Is over-sensitivity about our national leaders compatible with the freedom of expression guaranteed by the Constitution? Vikas Pathak reports.

delhi Updated: Apr 01, 2011 00:43 IST
Vikas Pathak

Is over-sensitivity about our national leaders compatible with the freedom of expression guaranteed by the Constitution?

Gujarat’s ban on Joseph Lelyveld's book suggesting Mahatma Gandhi as bisexual is just the latest among a host of bans and criticisms of publications going against the popular image of our heroes and icons.

Law Minister Veerappa Moily reportedly went as far to suggest a legislation to make disrespect for the Mahatma punishable, but retracted on Thursday by saying that there was no need for a ban or a law.

“It is better for writers to self-regulate. I don’t think any changes to existing laws are required at the moment. It will not serve any purpose,” Moily said.

The larger question, however, remains: does public outcry prevent further knowledge production relating to our icons, which in the long run can prevent us from knowing them more intimately.

“The freedom to criticise on the basis of evidence must be there. The space available for such discussion must be maintained,” veteran historian KN Panikkar told HT.

Asked about the desirability of a law to make the Mahatma's ‘insult’ illegal, he added, “It is a highly deplorable idea. Even acceptance of such an idea is anti-intellectual and anti-freedom of expression.”

Badri Narayan, an Allahabad-based scholar of the Dalit movement, says, “Facts are always explored. If you stop doing that, writings will become hagiographical. There are legitimate Dalit critiques of Mahatma Gandhi.

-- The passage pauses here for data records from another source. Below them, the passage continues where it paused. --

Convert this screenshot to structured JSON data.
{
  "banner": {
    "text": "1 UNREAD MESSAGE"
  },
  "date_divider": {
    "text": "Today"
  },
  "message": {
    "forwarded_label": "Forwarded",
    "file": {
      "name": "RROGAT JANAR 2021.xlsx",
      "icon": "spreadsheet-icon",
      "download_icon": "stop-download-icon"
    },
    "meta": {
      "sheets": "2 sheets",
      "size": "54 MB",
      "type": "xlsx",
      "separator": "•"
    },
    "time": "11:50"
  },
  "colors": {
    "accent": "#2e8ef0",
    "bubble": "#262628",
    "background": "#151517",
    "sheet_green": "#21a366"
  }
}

There must always be scope for intellectual inquiry.”

The idea: it is through critiques and counter-critiques that we get to know our heroes better, and also from fresh perspectives.

The Ambedkariite Dalit movement has looked at Gandhi critically, lambasting his fast unto death to prevent separate electorates for Dalits in 1932 and painting Gandhi's term for Dalits, Harijan, as patronizing. And this critique is central to its ideological framework.

Revolutionaries contemporary to him had been skeptical about Gandhi’s non-violence, and Marxists often painted him as an impediment to revolution by the masses. The Hindu Right painted him as ‘pro-Muslim’, and he has also been questioned from a feminist perspective. Last but not the least, Gandhi embarked on radical self-criticism in his promptness to lay open his personal life to public scrutiny.

Perhaps, it is this Gandhian legacy that is under threat.